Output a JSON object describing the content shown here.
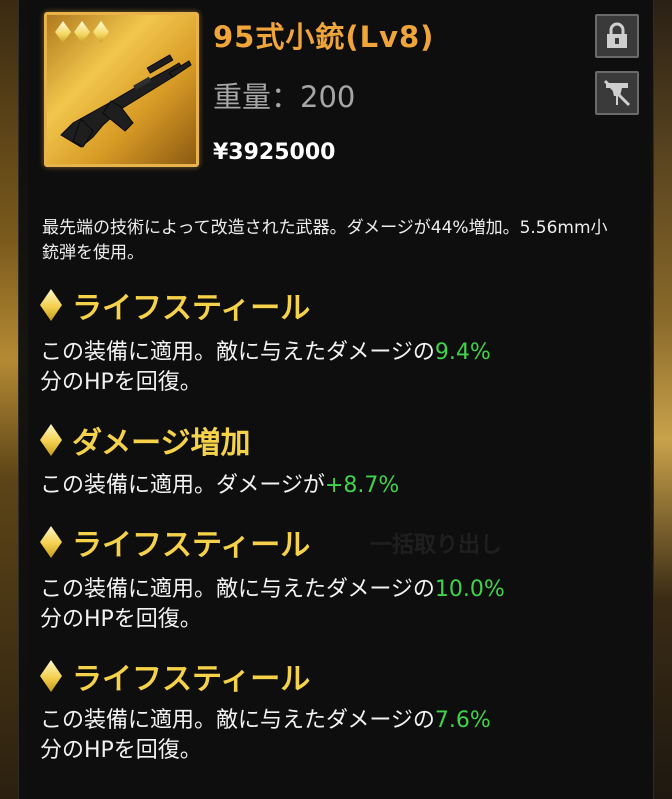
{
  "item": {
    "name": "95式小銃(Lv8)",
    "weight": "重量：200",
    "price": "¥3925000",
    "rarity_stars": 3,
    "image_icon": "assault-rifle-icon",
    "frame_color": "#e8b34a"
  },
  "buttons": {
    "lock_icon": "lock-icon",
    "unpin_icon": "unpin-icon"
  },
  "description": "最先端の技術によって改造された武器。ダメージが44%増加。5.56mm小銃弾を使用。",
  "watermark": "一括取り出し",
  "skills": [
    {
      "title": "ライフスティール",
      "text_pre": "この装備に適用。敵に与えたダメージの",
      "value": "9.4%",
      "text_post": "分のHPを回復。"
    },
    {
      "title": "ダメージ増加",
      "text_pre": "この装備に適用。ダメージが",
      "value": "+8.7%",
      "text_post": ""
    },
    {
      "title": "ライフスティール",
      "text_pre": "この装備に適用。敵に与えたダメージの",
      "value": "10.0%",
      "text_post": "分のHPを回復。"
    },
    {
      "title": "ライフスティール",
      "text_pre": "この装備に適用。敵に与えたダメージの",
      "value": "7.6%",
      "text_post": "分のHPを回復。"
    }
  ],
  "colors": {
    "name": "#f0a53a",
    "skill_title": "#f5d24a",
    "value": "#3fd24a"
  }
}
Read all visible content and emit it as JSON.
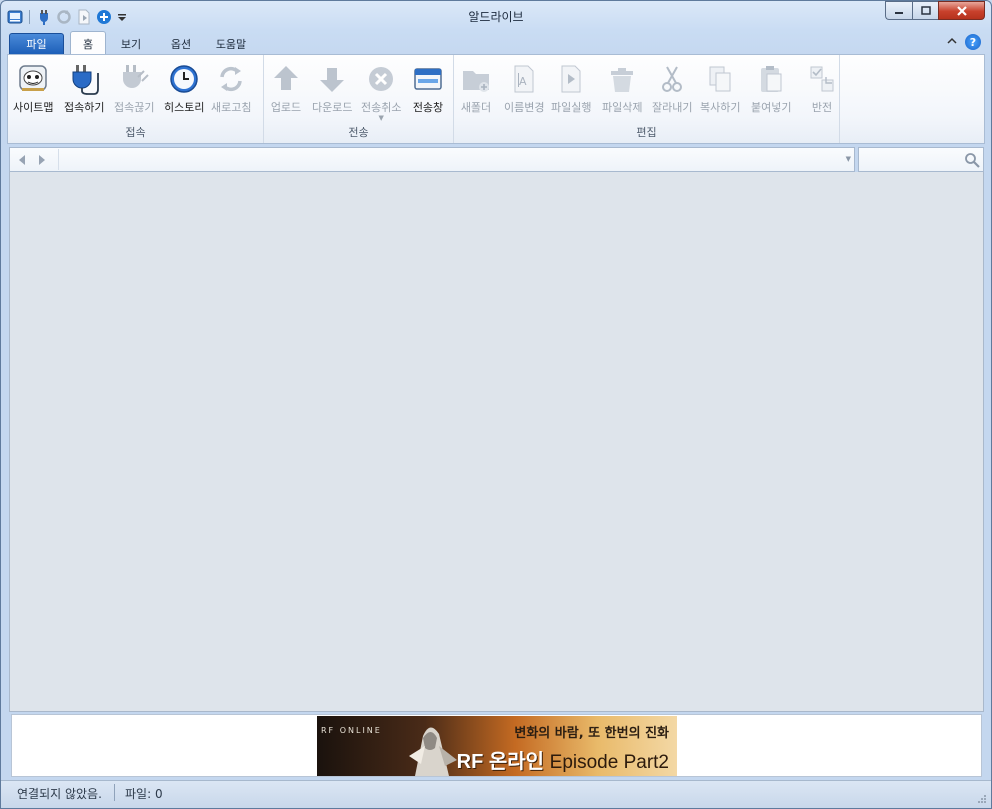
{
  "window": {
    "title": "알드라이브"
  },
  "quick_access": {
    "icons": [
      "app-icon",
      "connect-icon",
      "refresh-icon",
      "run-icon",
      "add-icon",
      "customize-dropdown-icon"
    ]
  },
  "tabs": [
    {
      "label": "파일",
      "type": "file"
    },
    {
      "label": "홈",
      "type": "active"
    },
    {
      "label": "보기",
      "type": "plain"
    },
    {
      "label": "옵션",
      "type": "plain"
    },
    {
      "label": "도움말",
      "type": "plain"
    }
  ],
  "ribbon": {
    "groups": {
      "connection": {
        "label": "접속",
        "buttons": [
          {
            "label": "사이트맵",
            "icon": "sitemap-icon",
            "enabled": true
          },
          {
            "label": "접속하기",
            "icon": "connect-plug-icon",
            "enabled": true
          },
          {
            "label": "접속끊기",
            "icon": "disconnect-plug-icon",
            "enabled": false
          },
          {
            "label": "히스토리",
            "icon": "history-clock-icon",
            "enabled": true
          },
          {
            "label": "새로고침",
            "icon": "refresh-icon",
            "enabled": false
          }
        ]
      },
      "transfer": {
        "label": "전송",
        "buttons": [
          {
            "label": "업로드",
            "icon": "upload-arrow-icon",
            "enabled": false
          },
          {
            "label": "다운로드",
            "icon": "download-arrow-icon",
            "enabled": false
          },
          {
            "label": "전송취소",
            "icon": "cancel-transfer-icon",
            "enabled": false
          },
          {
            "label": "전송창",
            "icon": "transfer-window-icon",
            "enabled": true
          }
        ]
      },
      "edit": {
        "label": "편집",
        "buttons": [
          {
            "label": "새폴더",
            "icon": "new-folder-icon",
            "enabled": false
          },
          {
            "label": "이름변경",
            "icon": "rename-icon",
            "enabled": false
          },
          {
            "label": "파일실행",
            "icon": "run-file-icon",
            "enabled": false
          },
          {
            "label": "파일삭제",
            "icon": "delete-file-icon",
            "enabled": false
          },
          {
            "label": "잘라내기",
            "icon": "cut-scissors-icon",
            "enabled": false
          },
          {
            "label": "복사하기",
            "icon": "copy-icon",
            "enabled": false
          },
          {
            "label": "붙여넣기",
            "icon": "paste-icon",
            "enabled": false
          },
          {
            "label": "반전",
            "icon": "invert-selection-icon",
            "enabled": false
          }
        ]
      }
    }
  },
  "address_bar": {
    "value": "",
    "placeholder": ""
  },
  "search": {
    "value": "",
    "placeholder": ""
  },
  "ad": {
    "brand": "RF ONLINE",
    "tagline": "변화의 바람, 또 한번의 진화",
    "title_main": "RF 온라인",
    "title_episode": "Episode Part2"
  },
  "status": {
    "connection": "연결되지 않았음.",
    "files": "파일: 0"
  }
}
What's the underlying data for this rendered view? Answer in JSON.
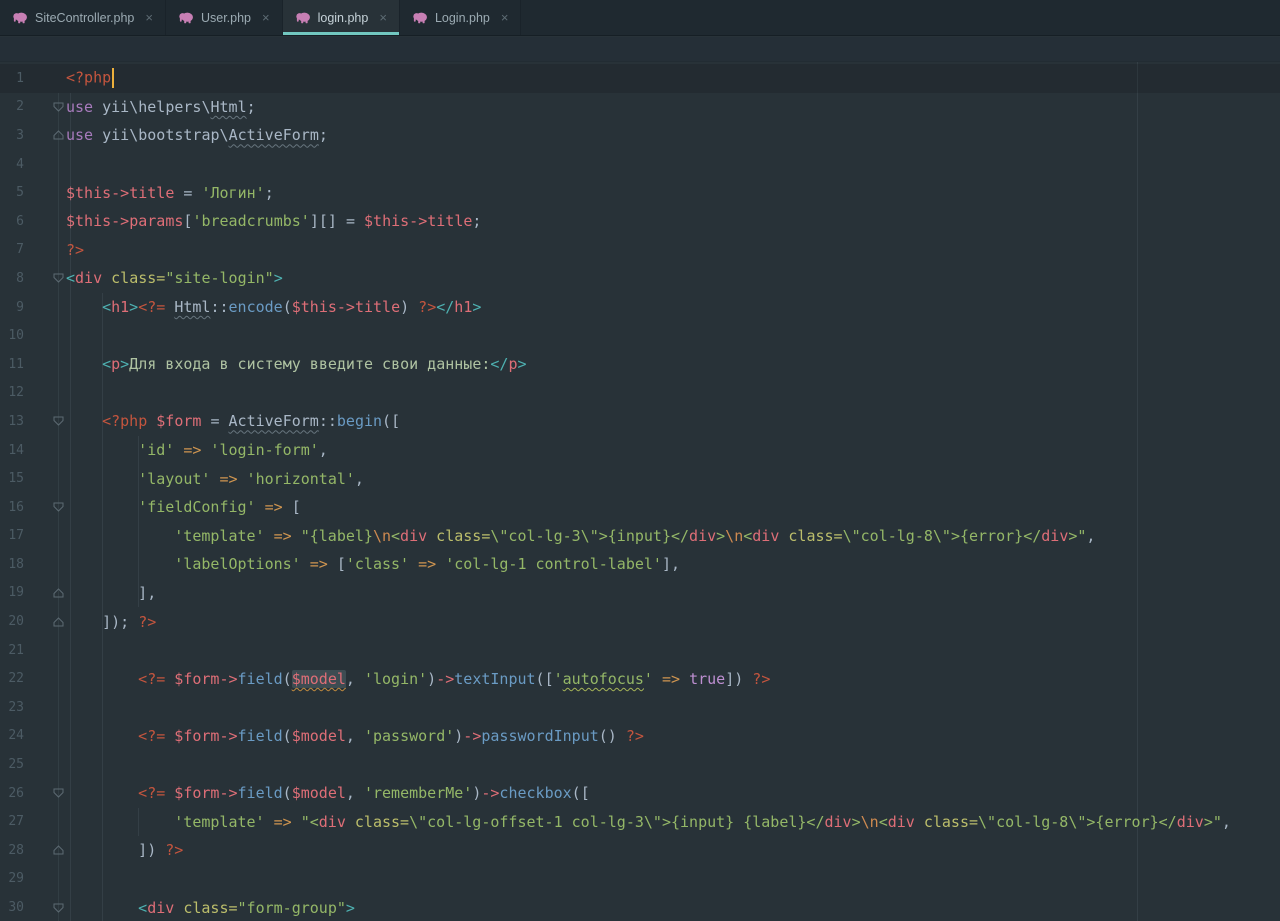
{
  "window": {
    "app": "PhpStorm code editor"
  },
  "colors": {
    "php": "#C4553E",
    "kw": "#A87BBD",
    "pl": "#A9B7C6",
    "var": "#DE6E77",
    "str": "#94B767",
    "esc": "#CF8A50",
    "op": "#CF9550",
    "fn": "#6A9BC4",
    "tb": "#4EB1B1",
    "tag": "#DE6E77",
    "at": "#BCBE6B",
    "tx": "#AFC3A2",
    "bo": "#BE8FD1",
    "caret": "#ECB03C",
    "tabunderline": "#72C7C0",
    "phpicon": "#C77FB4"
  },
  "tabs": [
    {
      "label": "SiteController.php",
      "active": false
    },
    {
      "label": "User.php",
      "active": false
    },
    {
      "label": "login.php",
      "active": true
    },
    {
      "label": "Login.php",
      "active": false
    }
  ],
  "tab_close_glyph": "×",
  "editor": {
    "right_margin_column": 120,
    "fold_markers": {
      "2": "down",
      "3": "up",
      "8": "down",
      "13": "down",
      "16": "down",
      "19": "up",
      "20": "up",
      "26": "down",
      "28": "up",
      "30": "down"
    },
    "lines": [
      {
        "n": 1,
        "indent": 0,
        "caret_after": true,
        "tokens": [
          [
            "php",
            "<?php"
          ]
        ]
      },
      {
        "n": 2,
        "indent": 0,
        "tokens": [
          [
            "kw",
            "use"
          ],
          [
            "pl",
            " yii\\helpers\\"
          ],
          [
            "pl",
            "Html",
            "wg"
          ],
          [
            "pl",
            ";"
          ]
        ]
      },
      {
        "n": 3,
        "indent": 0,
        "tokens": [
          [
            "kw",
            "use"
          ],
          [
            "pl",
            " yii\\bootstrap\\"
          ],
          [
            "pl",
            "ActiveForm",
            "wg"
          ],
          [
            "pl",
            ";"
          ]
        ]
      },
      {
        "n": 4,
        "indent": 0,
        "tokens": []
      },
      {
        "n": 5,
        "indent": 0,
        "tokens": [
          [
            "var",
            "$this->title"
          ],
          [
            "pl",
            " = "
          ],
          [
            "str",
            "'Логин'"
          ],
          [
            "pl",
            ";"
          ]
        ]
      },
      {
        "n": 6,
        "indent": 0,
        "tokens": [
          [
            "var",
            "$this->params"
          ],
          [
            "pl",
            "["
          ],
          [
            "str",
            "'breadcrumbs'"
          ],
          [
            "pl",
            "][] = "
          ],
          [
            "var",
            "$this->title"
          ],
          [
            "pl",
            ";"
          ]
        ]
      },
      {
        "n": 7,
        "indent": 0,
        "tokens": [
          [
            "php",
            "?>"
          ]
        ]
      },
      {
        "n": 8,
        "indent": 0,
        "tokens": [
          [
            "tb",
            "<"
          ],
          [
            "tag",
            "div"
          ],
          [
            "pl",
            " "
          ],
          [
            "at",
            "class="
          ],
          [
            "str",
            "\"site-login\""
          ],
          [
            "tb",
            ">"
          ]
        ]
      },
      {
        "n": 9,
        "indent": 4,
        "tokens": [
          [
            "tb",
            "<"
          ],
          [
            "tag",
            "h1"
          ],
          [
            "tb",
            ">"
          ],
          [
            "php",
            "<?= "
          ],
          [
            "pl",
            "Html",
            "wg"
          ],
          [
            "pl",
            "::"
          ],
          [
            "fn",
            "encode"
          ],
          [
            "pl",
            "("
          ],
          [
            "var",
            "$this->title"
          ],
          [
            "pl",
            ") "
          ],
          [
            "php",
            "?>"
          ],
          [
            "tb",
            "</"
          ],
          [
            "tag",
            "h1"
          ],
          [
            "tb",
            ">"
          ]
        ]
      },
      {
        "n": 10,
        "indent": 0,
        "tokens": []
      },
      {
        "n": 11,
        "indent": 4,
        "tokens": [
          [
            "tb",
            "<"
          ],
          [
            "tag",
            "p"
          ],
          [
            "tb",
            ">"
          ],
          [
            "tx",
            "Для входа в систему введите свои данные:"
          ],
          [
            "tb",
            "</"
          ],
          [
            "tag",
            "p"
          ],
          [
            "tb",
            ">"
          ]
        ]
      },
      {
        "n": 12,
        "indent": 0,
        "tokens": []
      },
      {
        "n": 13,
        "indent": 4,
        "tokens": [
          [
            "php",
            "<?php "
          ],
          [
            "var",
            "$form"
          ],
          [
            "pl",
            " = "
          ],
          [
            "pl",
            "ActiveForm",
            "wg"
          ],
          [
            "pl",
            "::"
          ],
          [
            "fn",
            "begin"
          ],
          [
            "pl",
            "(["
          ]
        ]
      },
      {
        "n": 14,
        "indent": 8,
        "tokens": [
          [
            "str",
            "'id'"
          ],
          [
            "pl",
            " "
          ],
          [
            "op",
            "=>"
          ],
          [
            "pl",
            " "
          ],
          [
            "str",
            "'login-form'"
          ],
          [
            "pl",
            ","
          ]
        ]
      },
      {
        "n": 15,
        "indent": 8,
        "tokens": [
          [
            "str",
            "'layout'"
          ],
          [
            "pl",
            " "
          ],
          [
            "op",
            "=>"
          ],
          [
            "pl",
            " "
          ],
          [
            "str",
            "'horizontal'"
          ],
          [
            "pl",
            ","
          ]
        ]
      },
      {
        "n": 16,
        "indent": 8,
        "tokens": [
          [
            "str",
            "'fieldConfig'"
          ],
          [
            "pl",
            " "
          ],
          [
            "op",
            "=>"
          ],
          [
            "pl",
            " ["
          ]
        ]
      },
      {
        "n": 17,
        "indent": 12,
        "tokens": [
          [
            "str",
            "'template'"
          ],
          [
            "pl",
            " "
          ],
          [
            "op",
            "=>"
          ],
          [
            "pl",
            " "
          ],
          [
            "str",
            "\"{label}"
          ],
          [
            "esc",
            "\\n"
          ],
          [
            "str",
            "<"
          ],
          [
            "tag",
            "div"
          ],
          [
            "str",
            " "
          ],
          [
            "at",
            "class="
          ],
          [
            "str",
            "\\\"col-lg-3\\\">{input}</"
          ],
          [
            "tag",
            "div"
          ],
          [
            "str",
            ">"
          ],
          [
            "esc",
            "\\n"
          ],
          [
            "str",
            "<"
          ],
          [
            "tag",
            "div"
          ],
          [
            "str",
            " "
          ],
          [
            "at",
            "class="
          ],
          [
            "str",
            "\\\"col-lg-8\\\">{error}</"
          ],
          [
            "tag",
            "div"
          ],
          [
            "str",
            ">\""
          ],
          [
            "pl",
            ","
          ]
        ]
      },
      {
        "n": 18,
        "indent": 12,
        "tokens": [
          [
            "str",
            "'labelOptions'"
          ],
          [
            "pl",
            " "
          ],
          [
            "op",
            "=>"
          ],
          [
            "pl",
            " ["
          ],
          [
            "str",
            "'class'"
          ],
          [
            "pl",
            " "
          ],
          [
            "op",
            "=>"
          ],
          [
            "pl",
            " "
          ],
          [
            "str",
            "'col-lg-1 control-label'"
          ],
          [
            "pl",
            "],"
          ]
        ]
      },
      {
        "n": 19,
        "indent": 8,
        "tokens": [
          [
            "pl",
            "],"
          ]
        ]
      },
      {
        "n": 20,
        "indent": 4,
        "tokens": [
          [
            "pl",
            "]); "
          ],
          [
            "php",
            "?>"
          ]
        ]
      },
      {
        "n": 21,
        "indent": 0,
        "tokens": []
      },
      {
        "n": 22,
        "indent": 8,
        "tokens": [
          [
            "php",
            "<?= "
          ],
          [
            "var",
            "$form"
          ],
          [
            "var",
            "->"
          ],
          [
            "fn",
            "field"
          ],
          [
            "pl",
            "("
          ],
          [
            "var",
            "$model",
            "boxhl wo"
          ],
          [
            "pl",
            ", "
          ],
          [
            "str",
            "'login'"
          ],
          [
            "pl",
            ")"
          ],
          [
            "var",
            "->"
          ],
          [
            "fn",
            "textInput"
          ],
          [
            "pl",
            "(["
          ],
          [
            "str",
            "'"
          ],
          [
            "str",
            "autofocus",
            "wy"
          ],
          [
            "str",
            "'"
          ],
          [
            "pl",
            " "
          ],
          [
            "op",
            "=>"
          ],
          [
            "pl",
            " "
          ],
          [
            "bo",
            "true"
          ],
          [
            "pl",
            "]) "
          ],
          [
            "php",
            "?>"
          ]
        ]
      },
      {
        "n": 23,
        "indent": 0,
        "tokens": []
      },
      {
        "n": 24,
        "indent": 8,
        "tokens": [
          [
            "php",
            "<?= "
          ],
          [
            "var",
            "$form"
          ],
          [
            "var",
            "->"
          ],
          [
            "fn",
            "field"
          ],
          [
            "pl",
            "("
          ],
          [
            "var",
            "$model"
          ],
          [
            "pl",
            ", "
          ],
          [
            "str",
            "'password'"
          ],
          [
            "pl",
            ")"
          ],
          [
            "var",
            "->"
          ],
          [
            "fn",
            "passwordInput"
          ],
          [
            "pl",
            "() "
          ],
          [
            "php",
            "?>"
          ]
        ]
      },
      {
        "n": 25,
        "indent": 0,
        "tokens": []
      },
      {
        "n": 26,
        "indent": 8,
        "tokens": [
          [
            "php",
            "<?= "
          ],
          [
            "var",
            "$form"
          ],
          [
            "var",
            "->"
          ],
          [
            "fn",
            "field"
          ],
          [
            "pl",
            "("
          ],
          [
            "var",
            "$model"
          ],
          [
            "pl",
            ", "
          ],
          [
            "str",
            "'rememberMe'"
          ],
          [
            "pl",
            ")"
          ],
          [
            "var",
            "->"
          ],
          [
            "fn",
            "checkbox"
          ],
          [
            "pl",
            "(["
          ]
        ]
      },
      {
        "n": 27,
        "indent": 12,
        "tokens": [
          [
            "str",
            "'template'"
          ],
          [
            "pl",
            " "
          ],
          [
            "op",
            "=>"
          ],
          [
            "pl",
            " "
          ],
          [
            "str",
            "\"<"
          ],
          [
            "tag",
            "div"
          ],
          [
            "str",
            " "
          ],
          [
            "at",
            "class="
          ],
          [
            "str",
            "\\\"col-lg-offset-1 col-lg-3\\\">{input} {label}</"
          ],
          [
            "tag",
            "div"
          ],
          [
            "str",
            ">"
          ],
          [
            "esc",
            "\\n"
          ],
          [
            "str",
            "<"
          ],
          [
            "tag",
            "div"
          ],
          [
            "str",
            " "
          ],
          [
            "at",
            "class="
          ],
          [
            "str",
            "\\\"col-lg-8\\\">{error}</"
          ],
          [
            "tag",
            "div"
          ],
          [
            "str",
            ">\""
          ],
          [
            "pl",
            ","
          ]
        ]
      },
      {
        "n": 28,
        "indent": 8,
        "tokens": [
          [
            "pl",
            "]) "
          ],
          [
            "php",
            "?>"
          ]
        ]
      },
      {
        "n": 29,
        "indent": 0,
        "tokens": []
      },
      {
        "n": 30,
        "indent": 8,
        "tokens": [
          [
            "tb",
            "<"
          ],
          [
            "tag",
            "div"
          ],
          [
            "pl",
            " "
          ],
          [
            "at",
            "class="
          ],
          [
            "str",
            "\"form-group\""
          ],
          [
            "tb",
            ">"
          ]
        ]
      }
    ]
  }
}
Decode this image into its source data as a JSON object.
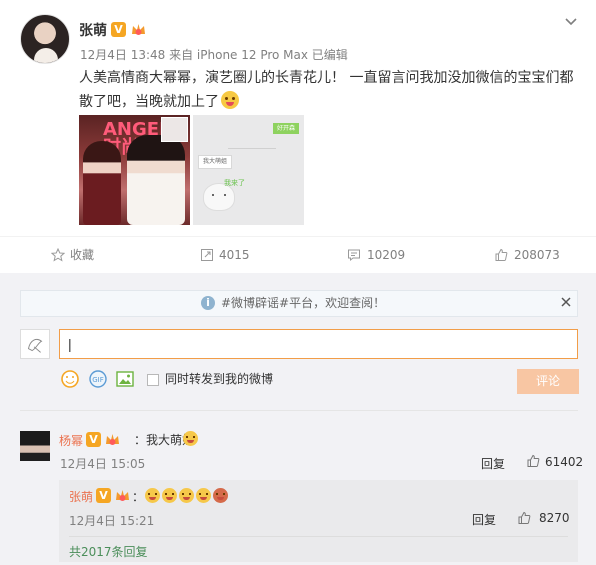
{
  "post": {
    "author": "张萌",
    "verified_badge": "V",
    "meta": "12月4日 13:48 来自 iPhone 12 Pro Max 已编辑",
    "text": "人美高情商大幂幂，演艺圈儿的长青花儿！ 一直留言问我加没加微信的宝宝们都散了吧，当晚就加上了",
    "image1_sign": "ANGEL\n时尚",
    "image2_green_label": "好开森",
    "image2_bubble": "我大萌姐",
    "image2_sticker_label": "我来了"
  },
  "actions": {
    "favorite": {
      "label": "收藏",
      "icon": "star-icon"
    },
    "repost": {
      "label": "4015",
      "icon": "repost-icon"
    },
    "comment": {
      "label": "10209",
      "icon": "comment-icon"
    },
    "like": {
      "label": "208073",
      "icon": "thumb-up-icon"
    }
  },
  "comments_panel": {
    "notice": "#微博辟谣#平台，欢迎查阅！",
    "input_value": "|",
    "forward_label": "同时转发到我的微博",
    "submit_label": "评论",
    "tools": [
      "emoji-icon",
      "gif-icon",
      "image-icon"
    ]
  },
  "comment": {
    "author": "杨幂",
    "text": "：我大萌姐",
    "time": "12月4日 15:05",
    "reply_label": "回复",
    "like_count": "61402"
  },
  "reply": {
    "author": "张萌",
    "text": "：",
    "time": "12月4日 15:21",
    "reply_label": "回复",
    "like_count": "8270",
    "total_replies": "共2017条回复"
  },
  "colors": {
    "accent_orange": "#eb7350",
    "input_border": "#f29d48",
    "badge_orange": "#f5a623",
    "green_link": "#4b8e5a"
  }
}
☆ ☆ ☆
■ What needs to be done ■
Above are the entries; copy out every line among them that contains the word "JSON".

■ Answer for this exercise ■
Output a JSON object describing the content shown here.
Read all visible content and emit it as JSON.
What's the underlying data for this rendered view? Answer in JSON.
Decode this image into its source data as a JSON object.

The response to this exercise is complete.